Nursing homes have a duty to protect and care for their residents, including a duty to provide adequate security and prevent elopement. When they fail in that duty, residents and their families may be able to sue the home for nursing home neglect. Here’s what you need to know about nursing home security and preventing elopement.
Negligent security and nursing home elopement
To prove a nursing home was negligent, the plaintiff must show that the nursing home had a duty to care for the patient, they breached that duty and, as a result, the plaintiff suffered actual harm. Since it is generally accepted that nursing homes have a duty to keep their patients safe and within the facility, most cases center on whether they’ve breached their duty and the patient suffered actual harm. “Actual harm” could be physical injuries, illness, death or other consequences resulting from the elopement.
Generally, nursing homes should have procedures in place to monitor areas where patients may leave the premises, such as exit doors, elevators and stairwells. Monitoring may consist of security guards, video surveillance, door alarms or other ways to prevent patients from wandering off. A nursing home should also have procedures in place to monitor the whereabouts of all the patients at all times, and employees should be adequately trained to handle missing patients.

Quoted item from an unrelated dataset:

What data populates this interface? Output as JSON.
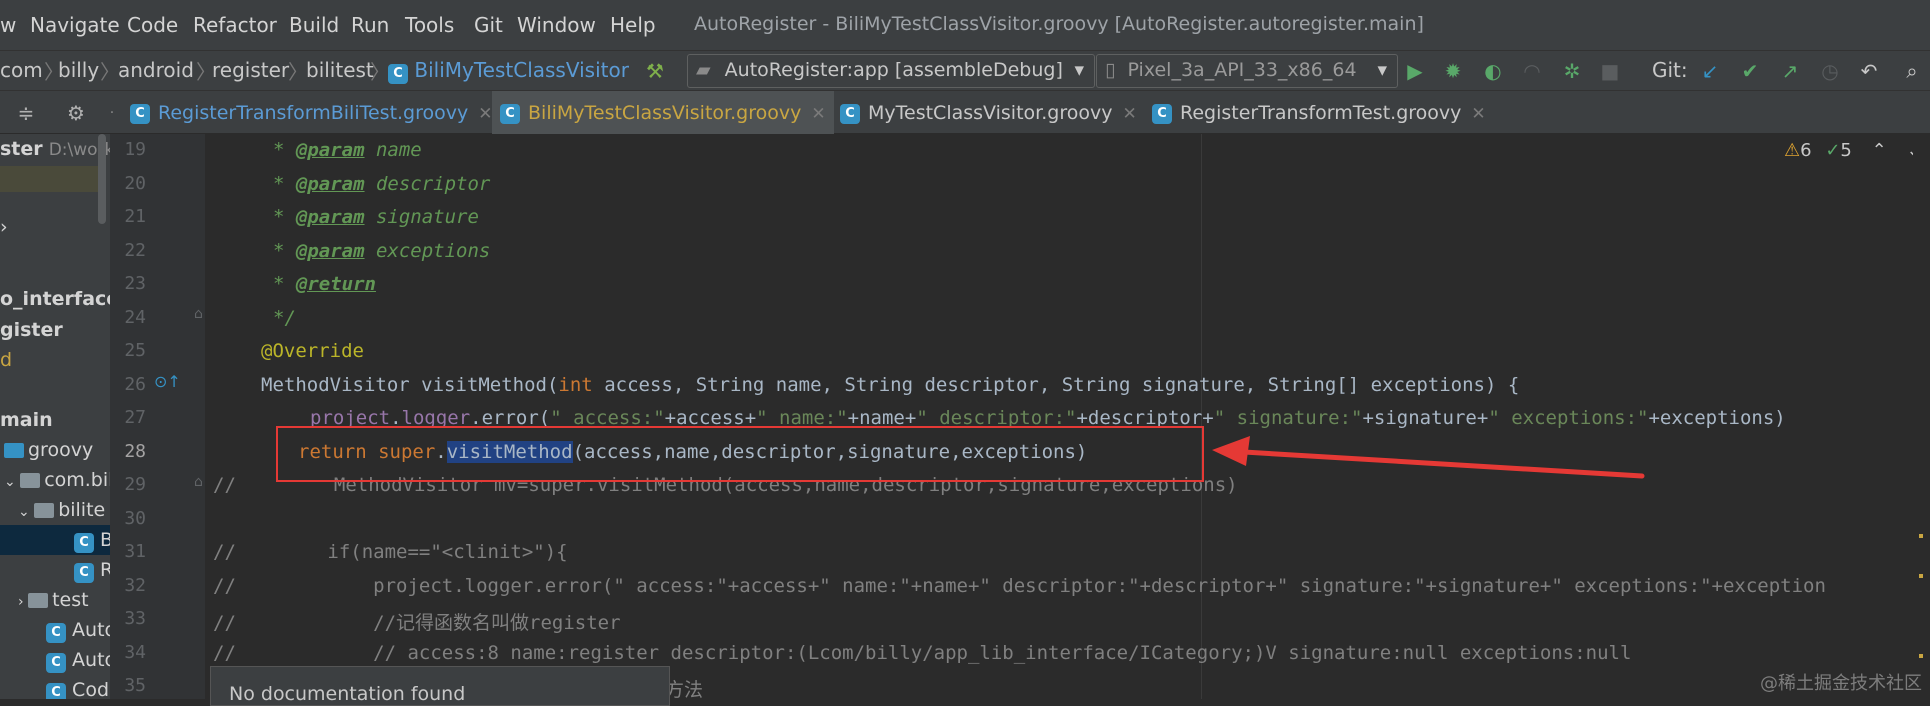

Whether you’re proactively choosing a safe nursing home, or you’re gathering evidence for a negligent security claim, it is advisable to visit the nursing home several times. Take the time to observe their security measures as you walk into the facility. Is the front entrance staffed at all times? Are there security guards? Do they check identification? Ask the staff what they do to secure residents and prevent elopement: they should have a way to ensure all residents are present and accounted for at regular intervals.
Next, when you’re inside the home, observe the patients and staff. Is there enough staff to monitor all of the residents? Are patients wandering in the halls without supervision? Look for gaps in security and staffing, where a resident could leave without staff knowledge.
Nursing home residents deserve to be safe. If your loved one was a victim of negligent nursing home security, you may be able to hold the home responsible. Call Dworken & Bernstein today for a consultation.